Genna took a bit more convincing, though she finally did come into the room for the not-so-spontaneous photo shoot. She opted for the fairie version of 'sagging': her wing straps are hooked around her elbows, not her shoulders. Kids and fashon these days ...

Fairie-time continued for a while, though they refused to look the camera in the lens. I didn't know fairie princesses could be so ill-behaved. The only way to discipline them is to take away their wings, but then that is the makings of a fairie quest (to reclaim her wings) and we can't have that. It is a qanundrum. Parenting has never been so difficult.

Saturday, September 02, 2006

Acquired Taste

Majda, in her last week with us, prepared an Arabian dinner. It made for a pretty display so I had to snap a shot.
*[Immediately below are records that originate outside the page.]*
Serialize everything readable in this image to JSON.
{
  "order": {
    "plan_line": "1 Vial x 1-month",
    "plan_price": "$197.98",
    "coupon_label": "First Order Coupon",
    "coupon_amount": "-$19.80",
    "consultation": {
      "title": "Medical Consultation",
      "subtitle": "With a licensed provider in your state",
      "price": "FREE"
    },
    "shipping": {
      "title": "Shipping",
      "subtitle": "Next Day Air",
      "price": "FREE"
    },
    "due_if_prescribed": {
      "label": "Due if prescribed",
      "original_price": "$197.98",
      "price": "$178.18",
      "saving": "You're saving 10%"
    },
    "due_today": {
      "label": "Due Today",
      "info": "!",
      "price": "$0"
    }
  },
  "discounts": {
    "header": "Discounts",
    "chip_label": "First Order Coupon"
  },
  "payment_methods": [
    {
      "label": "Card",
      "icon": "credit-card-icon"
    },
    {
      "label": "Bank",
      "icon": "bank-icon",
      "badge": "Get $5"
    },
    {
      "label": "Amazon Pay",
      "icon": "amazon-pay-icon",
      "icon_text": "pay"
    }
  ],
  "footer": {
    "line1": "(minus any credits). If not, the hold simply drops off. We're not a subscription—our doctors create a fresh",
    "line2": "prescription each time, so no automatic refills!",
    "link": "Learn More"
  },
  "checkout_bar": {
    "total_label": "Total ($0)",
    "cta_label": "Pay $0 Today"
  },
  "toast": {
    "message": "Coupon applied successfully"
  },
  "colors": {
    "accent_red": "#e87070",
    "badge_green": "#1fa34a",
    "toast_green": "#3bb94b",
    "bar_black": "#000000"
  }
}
The upper food, in order from left to right, is: baba ganouche (eggplant paste) with dried pomegranate powder, grapeleaf and rice dolmas, and hummus with olive oil. The bottom row is Mediterranean flat bread and rotisserie chicken (prepared per the standards of halad in Islam) and roasted potatoes.

I liked the food, though the side dishes all require an acquired taste to fully enjoy. You can see in the corner that we didn't bother trying the new food on the girls. They enjoyed their good old red-blooded Yankee (GORBY, for you Canadians) macaroni and cheese.

Friday, September 01, 2006


I had to include this photo because, man, I look good! Look at that tux. I am slick. I put the 'ick' in slick. Hmm, no, I mean, I put the 'lick' in slick. Uh. Er. That doesn't work either. I just look crazy good, OK?

(the womenfolk look nice, too)